Divorce Is Messy, but Royal Divorces Are Even Messier — Here's Why

Divorce is a fact of life. Sometimes, marriages just don't work out, and in modern times, couples are generally able to split when they realize that, to pursue happiness elsewhere. But if you're a member of the royal family, it's a little more complicated than that. Royal divorces often present their own set of challenges, both in terms of royal precedence and tension between the church and civil decisions.

To begin with, royal divorce is a pretty new thing. When Princess Margaret divorced her husband, Antony Armstrong-Jones, the Earl of Snowdon, in 1978, it was the first divorce for a senior member of the royal family since Princess Victoria, a granddaughter of Queen Victoria, got a divorce from her first husband, Ernest Louis, in 1901. In the years since, however, royal divorces have slowly become more commonplace. In fact, three of the queen's four children divorced their first spouses: Prince Charles and Diana Spencer in 1996, Prince Andrew and Sarah Ferguson in 1996, and Princess Anne and Mark Phillips in 1992.

Royal divorce, in its fundamentals, is no different than civilian divorce: the parties agree to divorce, make a settlement, and sign papers. Since the royal family (and the sovereign in particular) is so closely affiliated with the Church of England, however, royal divorces are a bit more of a scandal. The Church of England does not approve of divorce, nor does it generally look kindly on remarriage when one's former spouse is still alive. This is why, for instance, Princess Margaret's divorce nearly cost her many of her royal privileges.

There is no official rule that requires the monarch to approve of royal divorces as she must approve of marriages, but as the head of the family, the queen has generally been involved in some way when members of her family have gotten divorced. Most notably, she wrote letters that ordered Charles and Diana to divorce after their separation turned into an ongoing series of scandals and media leaks.

The negotiation of titles for divorced ex-royals is also a matter that involves the queen. After Charles and Diana's divorce, for instance, the queen was willing to allow Diana to maintain the style of "Her Royal Highness," as she had during her marriage. Charles reportedly refused, which led to the compromise: Diana would be styled "Diana, Princess of Wales," but would not receive the precedence of an HRH. A similar settlement was reached when Andrew and Fergie finalized their divorce: she no longer had an HRH title, but was styled "Sarah, Duchess of York" and continues to use that title to this day. A divorced royal who kept their title in this way, however, would lose that title should they remarry.
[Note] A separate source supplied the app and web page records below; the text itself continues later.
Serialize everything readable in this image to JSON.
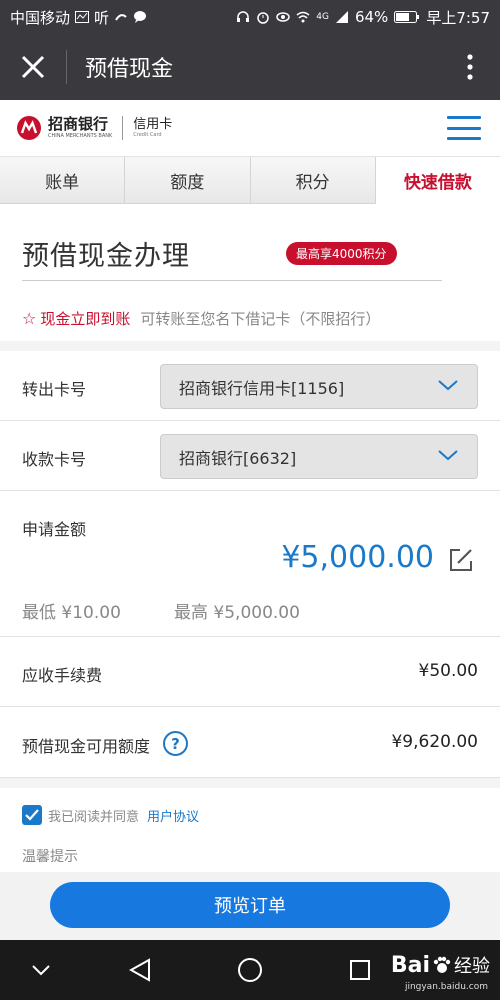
{
  "status_bar": {
    "carrier": "中国移动",
    "listen_label": "听",
    "signal": "4G",
    "battery": "64%",
    "time": "早上7:57"
  },
  "title_bar": {
    "title": "预借现金"
  },
  "brand": {
    "name_cn": "招商银行",
    "name_en": "CHINA MERCHANTS BANK",
    "card_cn": "信用卡",
    "card_en": "Credit Card"
  },
  "tabs": [
    {
      "label": "账单",
      "active": false
    },
    {
      "label": "额度",
      "active": false
    },
    {
      "label": "积分",
      "active": false
    },
    {
      "label": "快速借款",
      "active": true
    }
  ],
  "main": {
    "heading": "预借现金办理",
    "badge": "最高享4000积分",
    "promo_strong": "现金立即到账",
    "promo_sub": "可转账至您名下借记卡（不限招行）",
    "from_card_label": "转出卡号",
    "from_card_value": "招商银行信用卡[1156]",
    "to_card_label": "收款卡号",
    "to_card_value": "招商银行[6632]",
    "amount_label": "申请金额",
    "amount_value": "¥5,000.00",
    "amount_min": "最低 ¥10.00",
    "amount_max": "最高 ¥5,000.00",
    "fee_label": "应收手续费",
    "fee_value": "¥50.00",
    "available_label": "预借现金可用额度",
    "available_value": "¥9,620.00",
    "agree_text": "我已阅读并同意",
    "agree_link": "用户协议",
    "tip_label": "温馨提示",
    "submit_label": "预览订单"
  },
  "watermark": {
    "brand": "Bai",
    "suffix": "经验",
    "url": "jingyan.baidu.com"
  },
  "colors": {
    "accent_blue": "#1a79c9",
    "brand_red": "#c8102e",
    "button_blue": "#1779e0",
    "bar_dark": "#3a3a3e"
  }
}
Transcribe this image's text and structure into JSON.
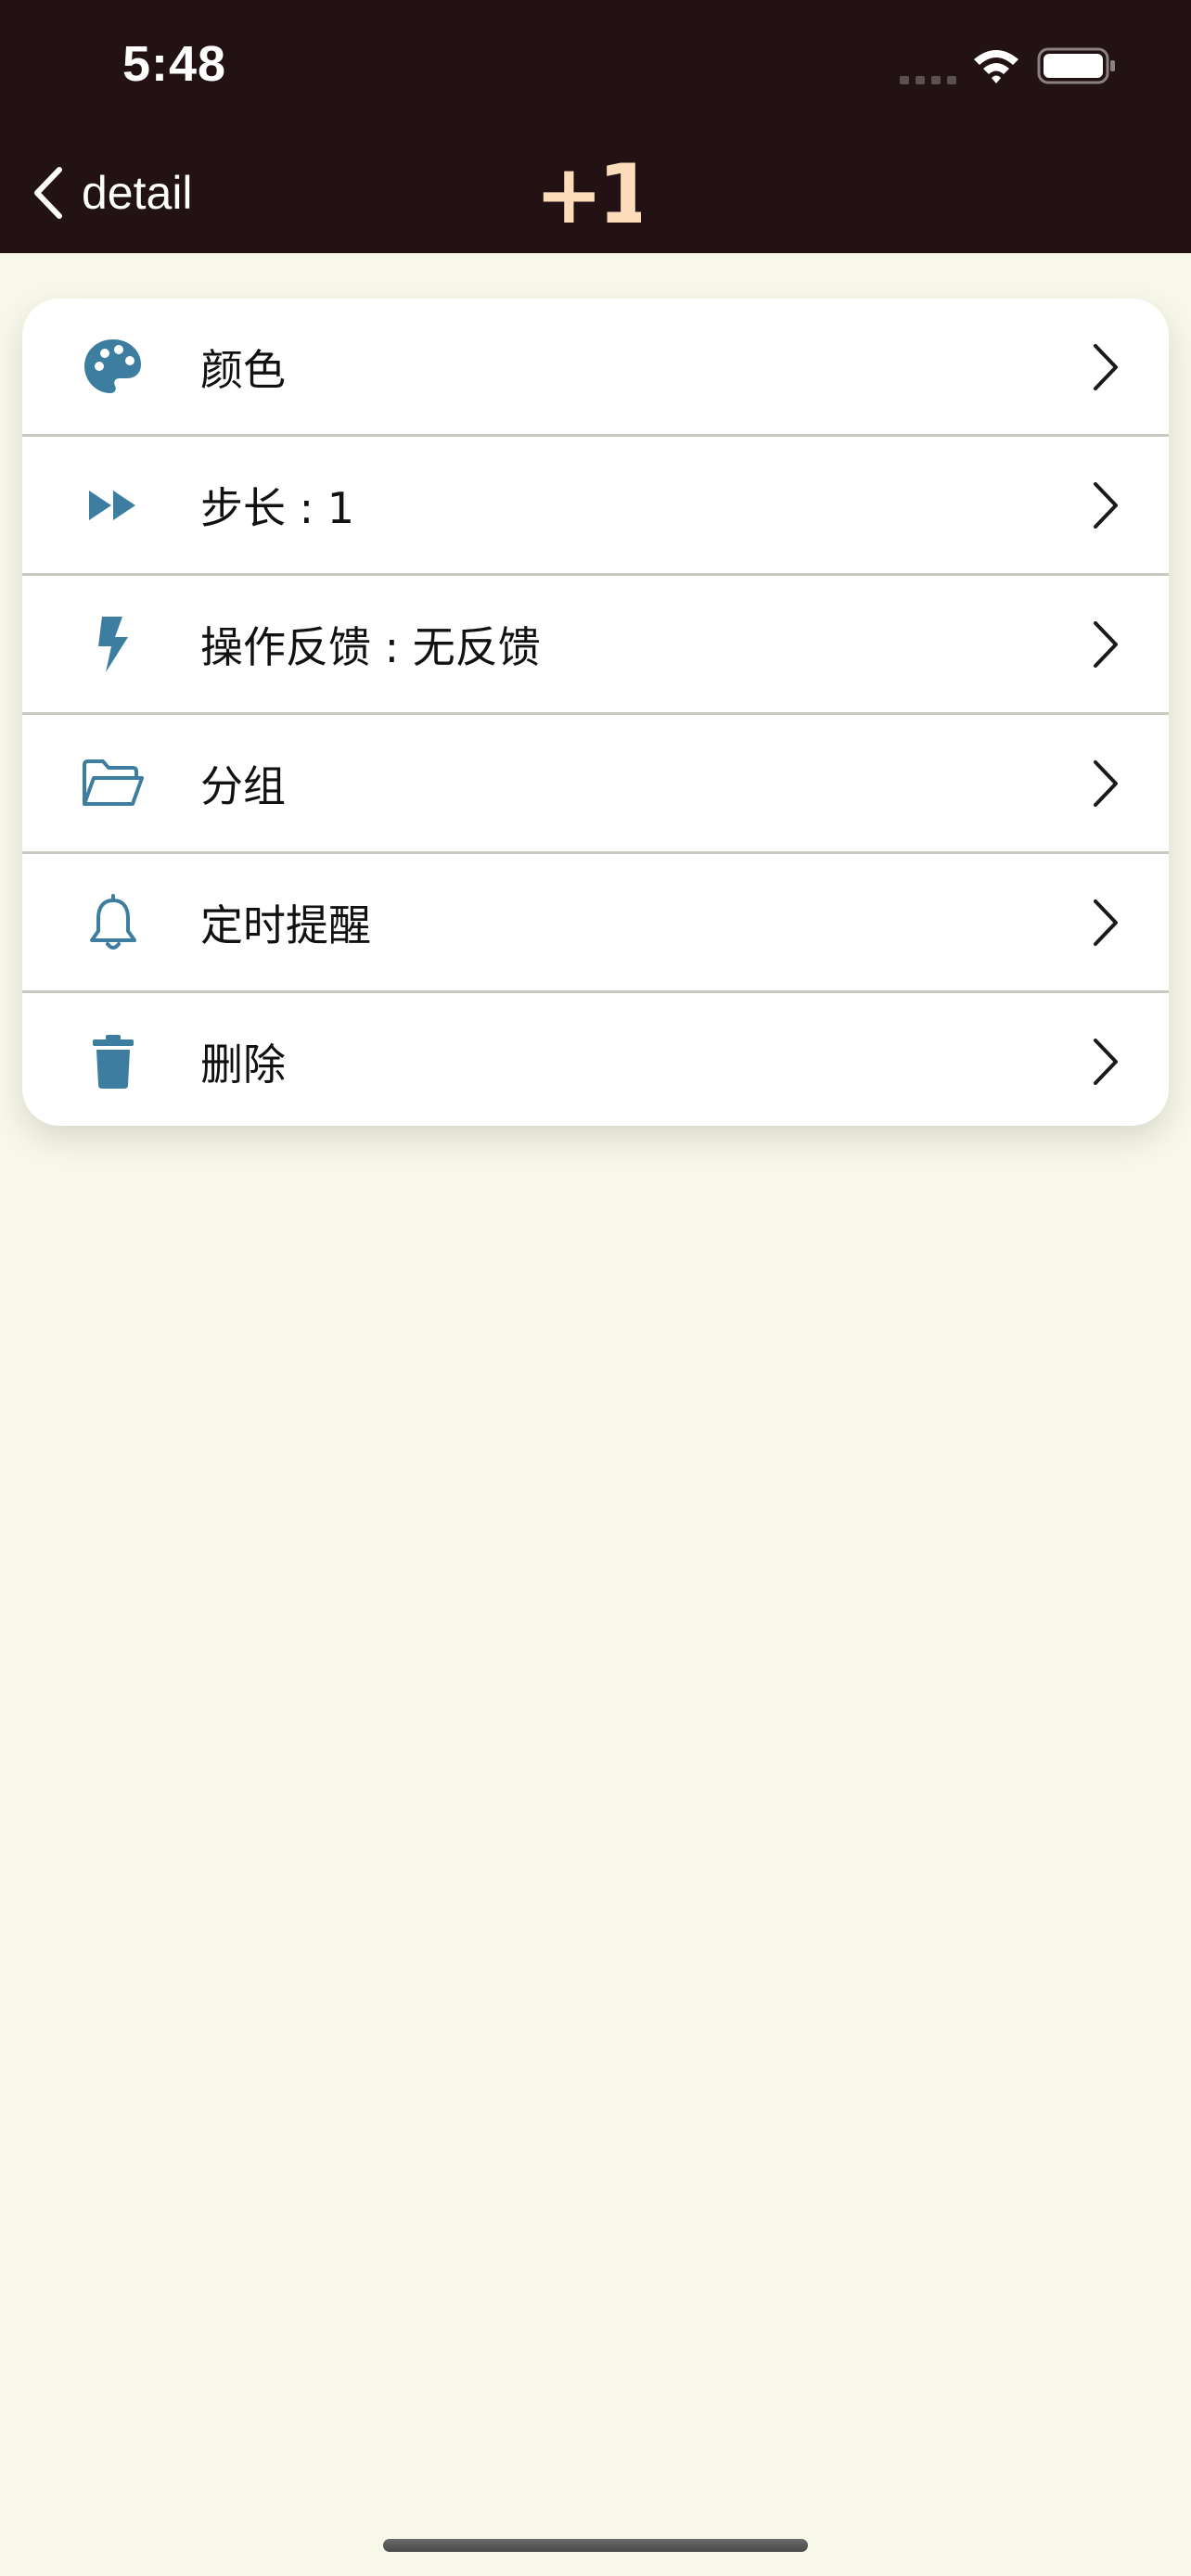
{
  "status_bar": {
    "time": "5:48",
    "icons": [
      "signal-icon",
      "wifi-icon",
      "battery-icon"
    ]
  },
  "nav": {
    "back_label": "detail",
    "back_icon": "chevron-left-icon",
    "logo_text": "+1",
    "logo_color": "#fddcbb"
  },
  "settings": {
    "items": [
      {
        "label": "颜色",
        "icon": "palette-icon"
      },
      {
        "label": "步长 : 1",
        "icon": "fast-forward-icon"
      },
      {
        "label": "操作反馈 : 无反馈",
        "icon": "bolt-icon"
      },
      {
        "label": "分组",
        "icon": "folder-icon"
      },
      {
        "label": "定时提醒",
        "icon": "bell-icon"
      },
      {
        "label": "删除",
        "icon": "trash-icon"
      }
    ]
  },
  "colors": {
    "header_bg": "#221213",
    "page_bg": "#f8f8ea",
    "icon_accent": "#3d7ea0"
  }
}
WINDSOR, ENGLAND - OCTOBER 12: Prince Andrew, Duke of York Sarah Ferguson and Princess Beatrice of York attend of the wedding of Princess Eugenie of York and Mr. Jack Brooksbank at St. George's Chapel on October 12, 2018 in Windsor, England. (Photo by Dan
Getty | Danny Lawson

Remarriage itself is a tricky topic connected to royal divorces. Again, because of the disapproval of the Church of England, remarriages of divorced royals walk a delicate line. When Princess Anne married her second husband, Timothy Laurence, in 1992, she chose to be married in the Church of Scotland instead, a sister denomination that does not view marriage as a binding sacrament and thus permits remarriage. The queen was able to attend this service, since it did not require her to set aside her role as head of the Church of England.

Charles's remarriage to Camilla Parker Bowles, however, was technically a civil ceremony, followed by a "blessing," and the queen did not attend the civil ceremony (only the less formal blessing). The rules against divorced people marrying into the royal family — as viewers of The Crown know, the rule that doomed Princess Margaret's romance with Peter Townsend — is no longer a stumbling block, and the welcome that Meghan Markle got is proof of that.

Royal couples who divorce are definitely more common than they used to be, but the process still requires some careful planning to address issues of religion and public perception alike.